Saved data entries
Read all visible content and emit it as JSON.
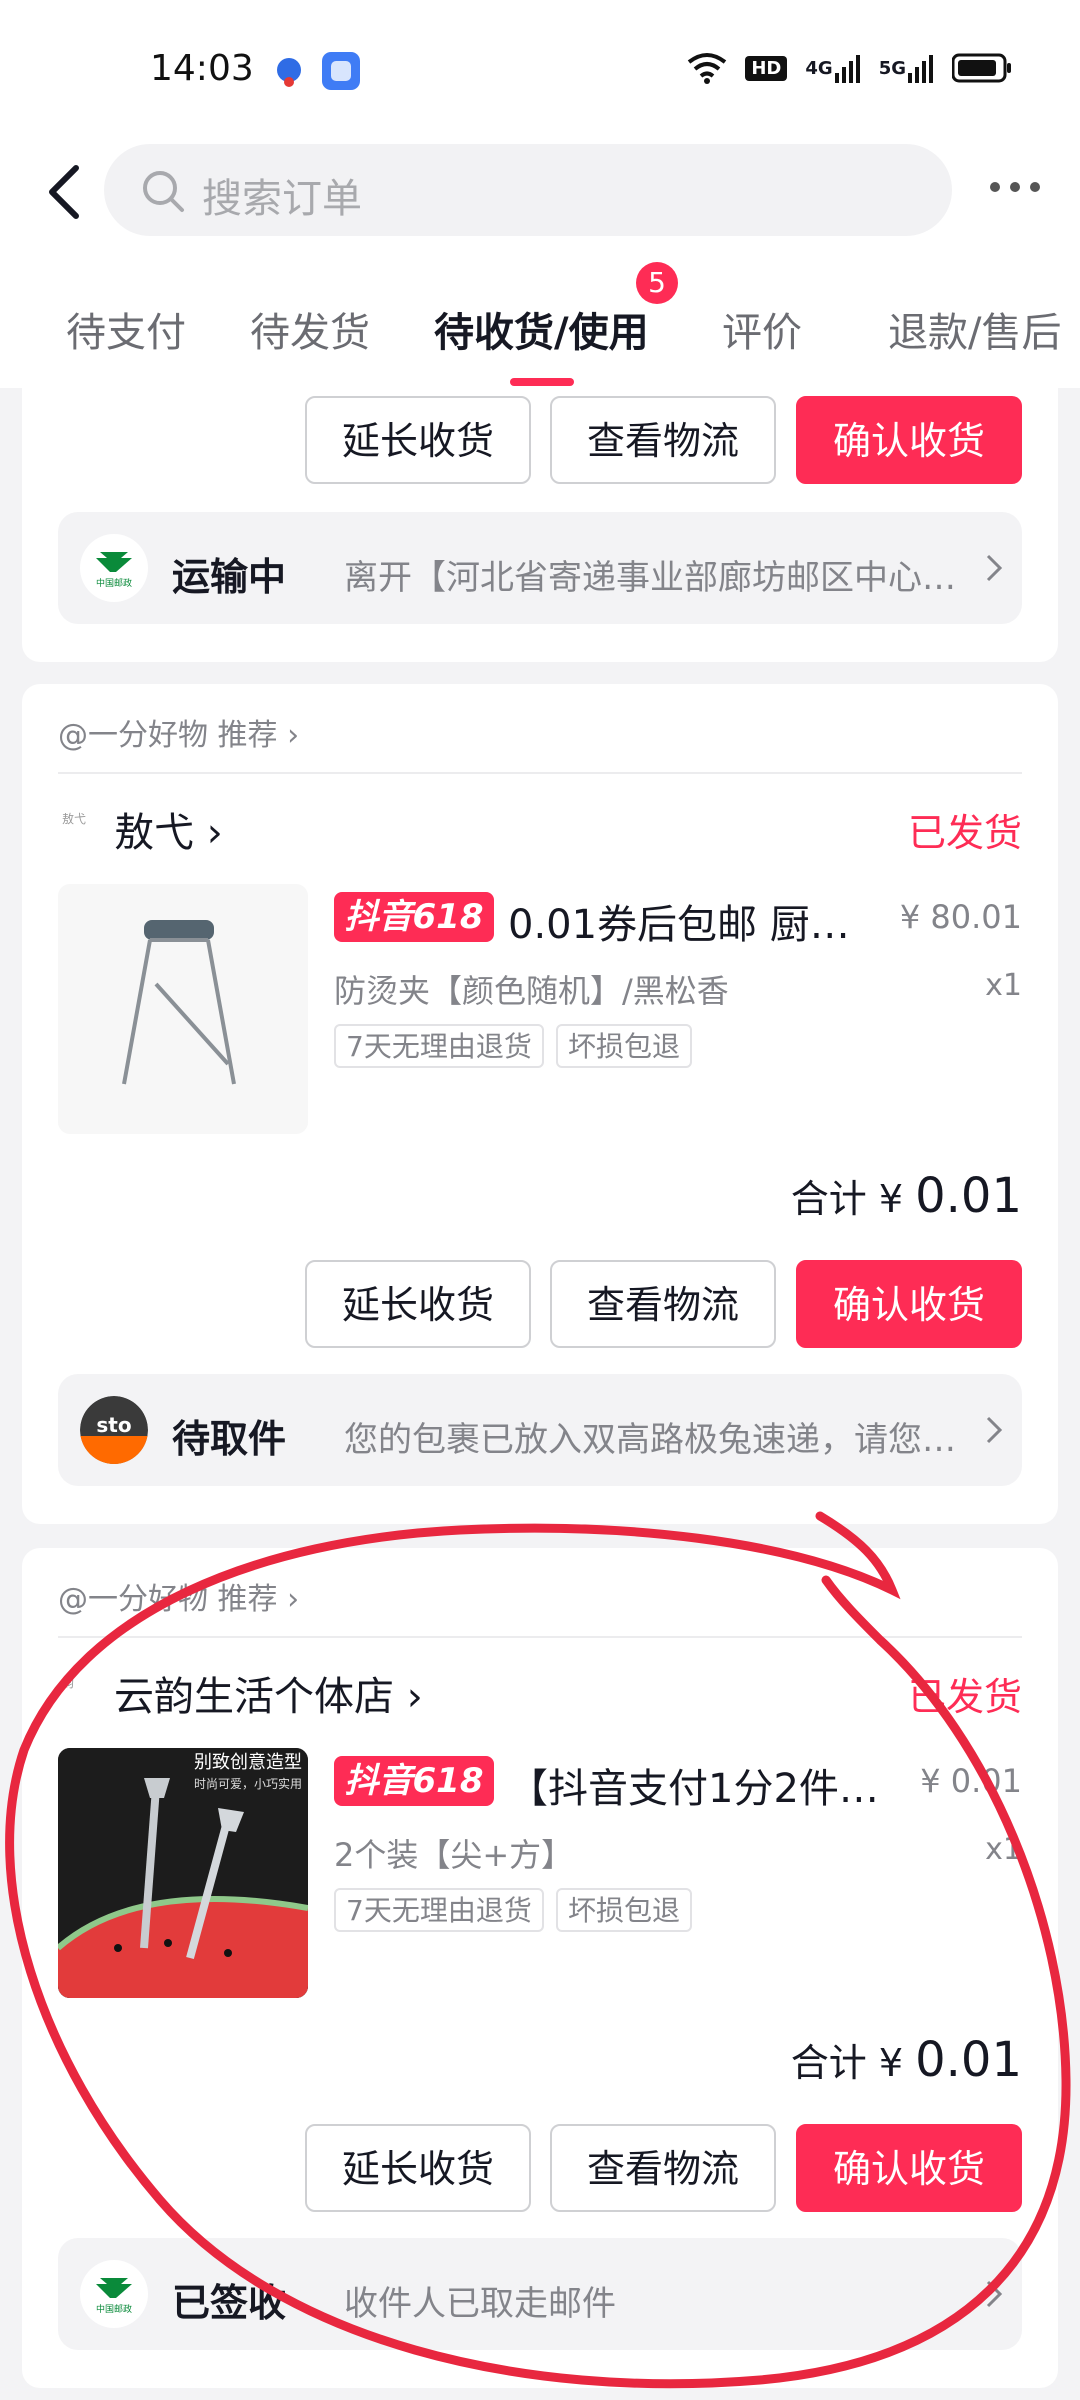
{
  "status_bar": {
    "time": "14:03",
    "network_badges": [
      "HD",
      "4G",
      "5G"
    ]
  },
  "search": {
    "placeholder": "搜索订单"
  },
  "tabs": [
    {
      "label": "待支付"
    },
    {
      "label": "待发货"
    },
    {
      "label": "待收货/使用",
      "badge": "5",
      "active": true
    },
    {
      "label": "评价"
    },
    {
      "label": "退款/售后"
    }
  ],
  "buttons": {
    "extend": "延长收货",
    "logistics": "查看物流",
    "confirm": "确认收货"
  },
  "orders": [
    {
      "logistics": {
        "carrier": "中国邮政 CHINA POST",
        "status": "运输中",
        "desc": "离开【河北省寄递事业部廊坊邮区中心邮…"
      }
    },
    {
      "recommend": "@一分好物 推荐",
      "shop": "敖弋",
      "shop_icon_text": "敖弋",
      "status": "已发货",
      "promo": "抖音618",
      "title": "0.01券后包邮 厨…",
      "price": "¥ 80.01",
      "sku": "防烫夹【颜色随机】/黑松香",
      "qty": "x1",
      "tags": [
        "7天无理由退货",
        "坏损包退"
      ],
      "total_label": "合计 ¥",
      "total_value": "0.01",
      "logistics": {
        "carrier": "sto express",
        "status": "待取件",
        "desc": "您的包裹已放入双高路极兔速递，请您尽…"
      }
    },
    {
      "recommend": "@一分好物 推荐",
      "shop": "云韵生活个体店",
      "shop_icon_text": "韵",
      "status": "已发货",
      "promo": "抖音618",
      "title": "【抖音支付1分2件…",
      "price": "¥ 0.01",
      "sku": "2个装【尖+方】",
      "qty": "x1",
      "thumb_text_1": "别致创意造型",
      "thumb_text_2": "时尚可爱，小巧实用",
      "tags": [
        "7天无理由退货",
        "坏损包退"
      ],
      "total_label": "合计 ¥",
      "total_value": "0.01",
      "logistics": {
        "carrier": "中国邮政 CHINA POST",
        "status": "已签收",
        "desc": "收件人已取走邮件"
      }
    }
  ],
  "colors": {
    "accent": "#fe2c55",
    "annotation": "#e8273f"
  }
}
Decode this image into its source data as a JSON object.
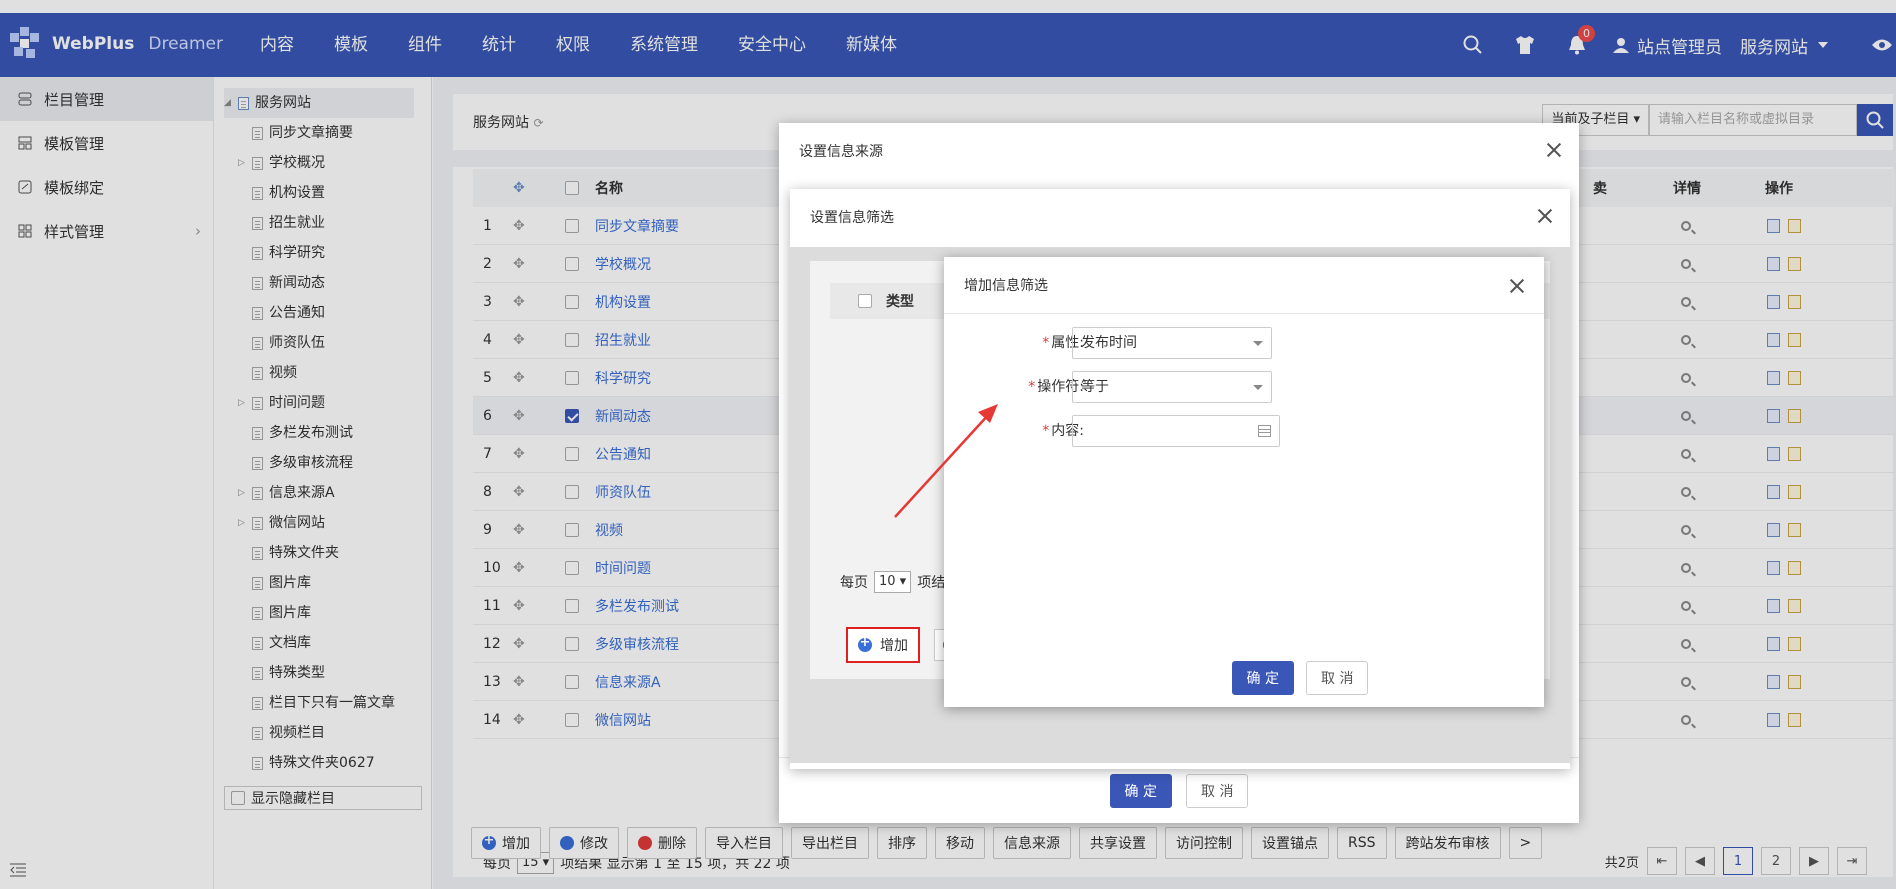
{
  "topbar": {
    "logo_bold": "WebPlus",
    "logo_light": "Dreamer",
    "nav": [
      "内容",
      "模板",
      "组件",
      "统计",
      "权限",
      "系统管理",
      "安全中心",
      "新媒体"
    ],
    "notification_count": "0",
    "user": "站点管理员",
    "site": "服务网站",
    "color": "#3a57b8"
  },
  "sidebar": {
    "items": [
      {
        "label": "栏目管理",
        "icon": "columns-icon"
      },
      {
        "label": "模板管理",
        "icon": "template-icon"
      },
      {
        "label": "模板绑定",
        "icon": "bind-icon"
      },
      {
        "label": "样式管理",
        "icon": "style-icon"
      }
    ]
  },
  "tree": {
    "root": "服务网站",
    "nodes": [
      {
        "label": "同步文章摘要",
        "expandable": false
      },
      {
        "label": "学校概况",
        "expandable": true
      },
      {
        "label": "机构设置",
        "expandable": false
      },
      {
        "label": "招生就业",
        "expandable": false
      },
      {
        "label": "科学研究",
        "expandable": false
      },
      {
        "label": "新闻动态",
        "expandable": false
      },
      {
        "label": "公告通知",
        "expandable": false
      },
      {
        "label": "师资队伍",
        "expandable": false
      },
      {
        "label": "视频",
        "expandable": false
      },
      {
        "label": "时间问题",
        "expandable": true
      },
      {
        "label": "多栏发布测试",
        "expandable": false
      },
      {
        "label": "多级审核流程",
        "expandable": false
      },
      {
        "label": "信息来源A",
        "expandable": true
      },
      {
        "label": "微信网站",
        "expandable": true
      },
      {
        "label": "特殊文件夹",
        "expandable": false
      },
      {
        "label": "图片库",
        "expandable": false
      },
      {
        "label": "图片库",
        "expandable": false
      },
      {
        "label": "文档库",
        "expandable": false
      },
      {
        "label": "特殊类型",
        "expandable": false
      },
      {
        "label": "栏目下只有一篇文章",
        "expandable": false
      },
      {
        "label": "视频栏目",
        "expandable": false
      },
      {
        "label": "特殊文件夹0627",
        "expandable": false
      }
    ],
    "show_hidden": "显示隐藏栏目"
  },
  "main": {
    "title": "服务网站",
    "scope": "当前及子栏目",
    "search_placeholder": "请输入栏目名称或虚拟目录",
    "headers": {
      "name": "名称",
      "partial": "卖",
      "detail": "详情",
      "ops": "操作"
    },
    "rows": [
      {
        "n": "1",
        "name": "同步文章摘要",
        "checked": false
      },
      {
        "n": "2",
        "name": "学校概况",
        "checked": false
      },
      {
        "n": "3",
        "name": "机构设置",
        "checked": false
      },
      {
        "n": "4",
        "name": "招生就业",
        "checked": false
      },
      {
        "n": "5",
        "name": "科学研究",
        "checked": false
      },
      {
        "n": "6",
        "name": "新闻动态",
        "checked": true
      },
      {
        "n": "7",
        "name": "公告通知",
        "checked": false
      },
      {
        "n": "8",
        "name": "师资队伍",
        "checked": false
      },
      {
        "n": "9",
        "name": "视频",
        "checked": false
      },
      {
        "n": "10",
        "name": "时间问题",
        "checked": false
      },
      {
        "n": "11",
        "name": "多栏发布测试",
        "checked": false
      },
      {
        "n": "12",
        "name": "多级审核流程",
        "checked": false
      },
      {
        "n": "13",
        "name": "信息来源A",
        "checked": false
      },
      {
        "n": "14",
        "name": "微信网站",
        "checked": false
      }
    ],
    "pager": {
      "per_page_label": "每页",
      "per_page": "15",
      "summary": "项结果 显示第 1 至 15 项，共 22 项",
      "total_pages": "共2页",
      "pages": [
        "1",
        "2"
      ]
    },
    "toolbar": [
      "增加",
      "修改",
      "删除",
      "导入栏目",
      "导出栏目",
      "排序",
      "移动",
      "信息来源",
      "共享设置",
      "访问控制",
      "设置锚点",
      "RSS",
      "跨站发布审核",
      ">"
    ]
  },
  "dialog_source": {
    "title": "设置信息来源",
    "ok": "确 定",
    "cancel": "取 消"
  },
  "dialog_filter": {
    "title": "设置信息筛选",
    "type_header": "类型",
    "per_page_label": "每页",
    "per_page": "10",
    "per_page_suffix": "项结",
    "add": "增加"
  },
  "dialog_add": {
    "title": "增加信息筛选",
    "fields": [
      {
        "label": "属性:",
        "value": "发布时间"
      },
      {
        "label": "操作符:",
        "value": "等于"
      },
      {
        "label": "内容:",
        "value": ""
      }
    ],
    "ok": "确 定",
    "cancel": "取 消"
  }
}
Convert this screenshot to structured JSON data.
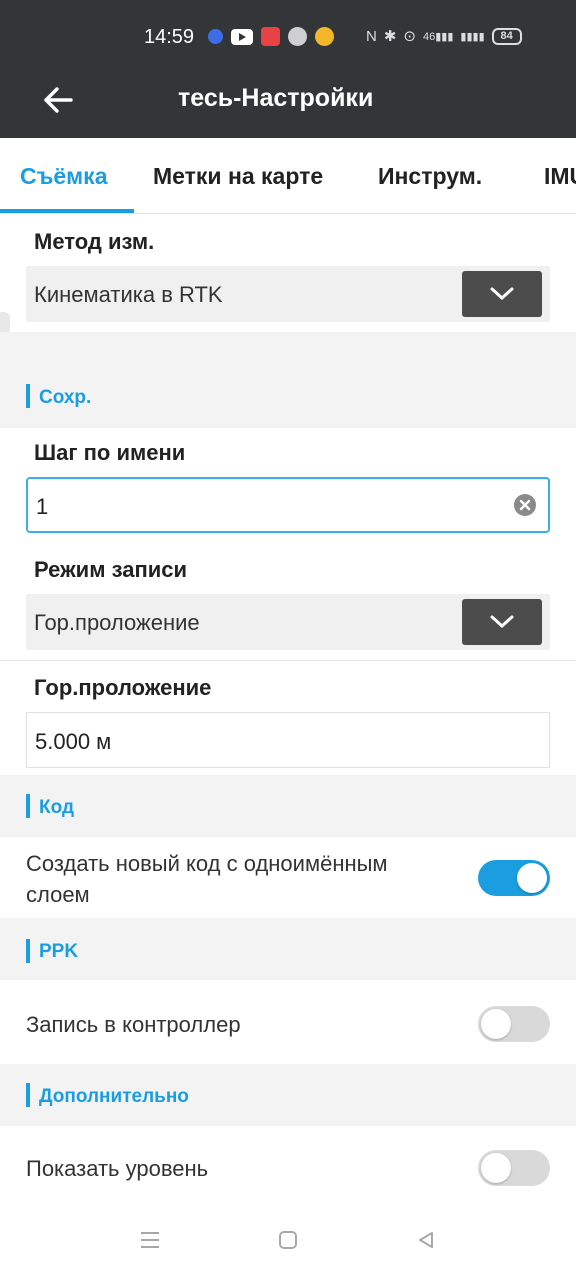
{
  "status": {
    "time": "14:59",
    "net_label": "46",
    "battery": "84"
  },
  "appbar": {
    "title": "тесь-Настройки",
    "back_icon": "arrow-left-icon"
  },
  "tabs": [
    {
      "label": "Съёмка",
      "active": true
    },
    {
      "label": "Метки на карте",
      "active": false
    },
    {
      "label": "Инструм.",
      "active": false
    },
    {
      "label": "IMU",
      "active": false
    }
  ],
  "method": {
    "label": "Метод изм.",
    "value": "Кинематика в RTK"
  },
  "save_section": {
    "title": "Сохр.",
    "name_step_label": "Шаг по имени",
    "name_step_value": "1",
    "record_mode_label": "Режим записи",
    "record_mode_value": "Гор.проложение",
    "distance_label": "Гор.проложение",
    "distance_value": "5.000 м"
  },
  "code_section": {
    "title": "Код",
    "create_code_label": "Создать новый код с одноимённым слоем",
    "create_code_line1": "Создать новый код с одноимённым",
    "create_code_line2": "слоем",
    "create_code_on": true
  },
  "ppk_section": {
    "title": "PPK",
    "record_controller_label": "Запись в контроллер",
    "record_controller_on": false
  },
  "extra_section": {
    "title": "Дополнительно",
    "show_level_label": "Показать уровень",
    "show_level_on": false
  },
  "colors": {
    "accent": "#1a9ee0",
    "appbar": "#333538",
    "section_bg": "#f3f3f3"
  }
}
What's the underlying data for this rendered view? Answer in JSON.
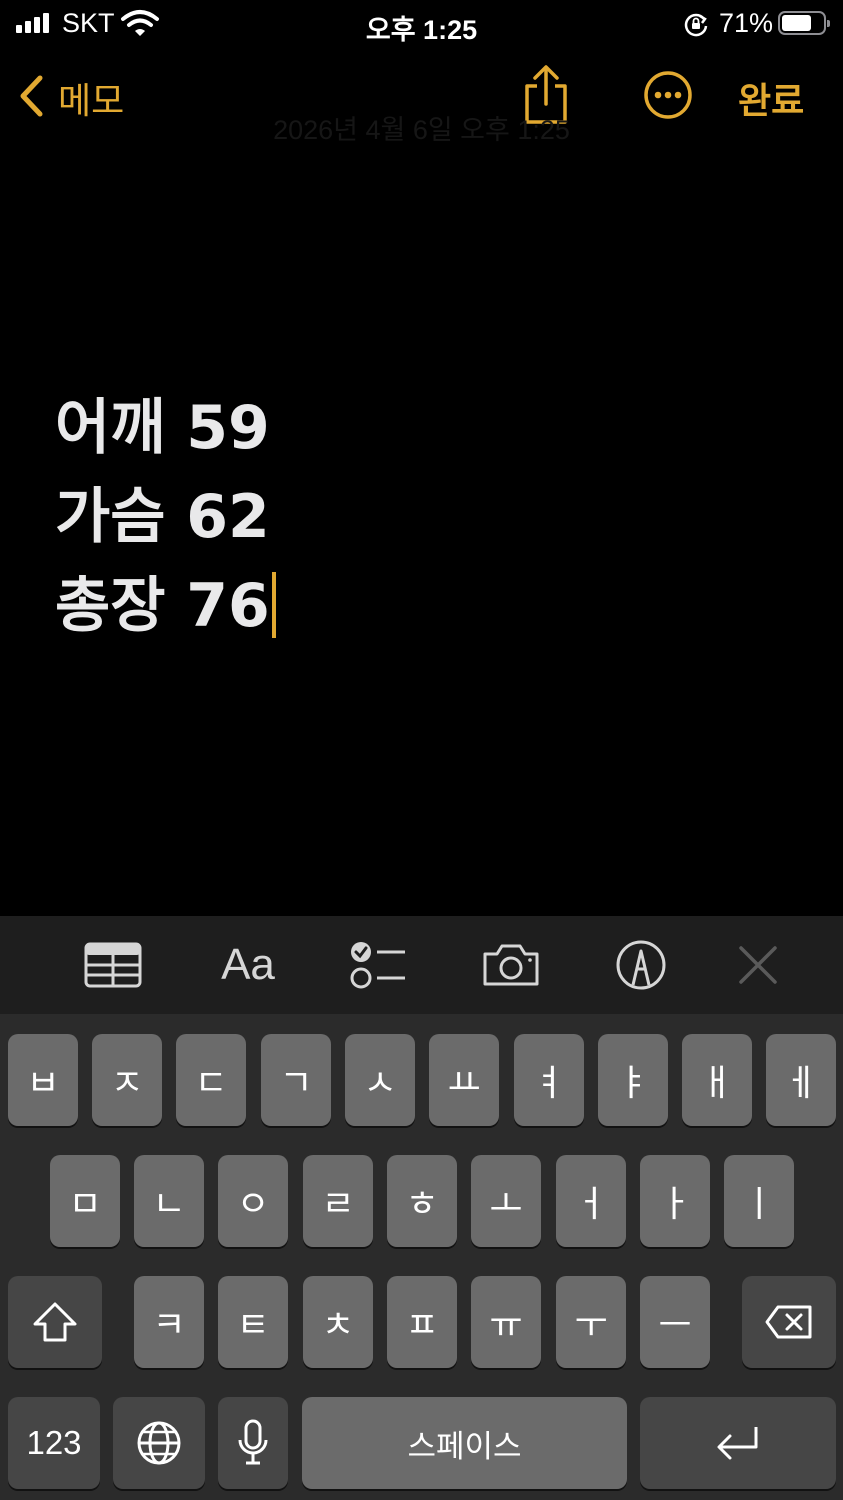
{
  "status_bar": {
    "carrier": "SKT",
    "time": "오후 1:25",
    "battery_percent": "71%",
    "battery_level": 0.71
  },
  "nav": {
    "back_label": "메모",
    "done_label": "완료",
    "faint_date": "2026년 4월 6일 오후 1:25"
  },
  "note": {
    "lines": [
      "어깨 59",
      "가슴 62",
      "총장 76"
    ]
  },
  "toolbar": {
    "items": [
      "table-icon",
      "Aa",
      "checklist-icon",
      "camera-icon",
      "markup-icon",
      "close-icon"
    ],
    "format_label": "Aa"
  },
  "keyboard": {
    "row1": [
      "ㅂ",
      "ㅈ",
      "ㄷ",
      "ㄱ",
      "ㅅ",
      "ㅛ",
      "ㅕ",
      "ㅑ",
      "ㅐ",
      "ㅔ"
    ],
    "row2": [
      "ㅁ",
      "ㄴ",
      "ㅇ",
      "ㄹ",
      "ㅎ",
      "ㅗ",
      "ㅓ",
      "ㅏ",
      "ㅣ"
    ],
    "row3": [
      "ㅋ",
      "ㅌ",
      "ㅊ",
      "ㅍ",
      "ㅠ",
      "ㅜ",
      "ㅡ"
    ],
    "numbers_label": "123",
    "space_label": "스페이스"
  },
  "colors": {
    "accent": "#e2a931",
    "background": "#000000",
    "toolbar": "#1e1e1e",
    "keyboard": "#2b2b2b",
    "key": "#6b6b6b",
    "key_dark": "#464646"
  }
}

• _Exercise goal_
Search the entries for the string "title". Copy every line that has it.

• _Answer box_
      "title": "0.01券后包邮 厨…",
      "title": "【抖音支付1分2件…",
    "title": "服务网站",
    "title": "设置信息来源",
    "title": "设置信息筛选",
    "title": "增加信息筛选",
    "title": "тесь-Настройки",
    "title": "Сохр.",
    "title": "Код",
    "title": "PPK",
    "title": "Дополнительно",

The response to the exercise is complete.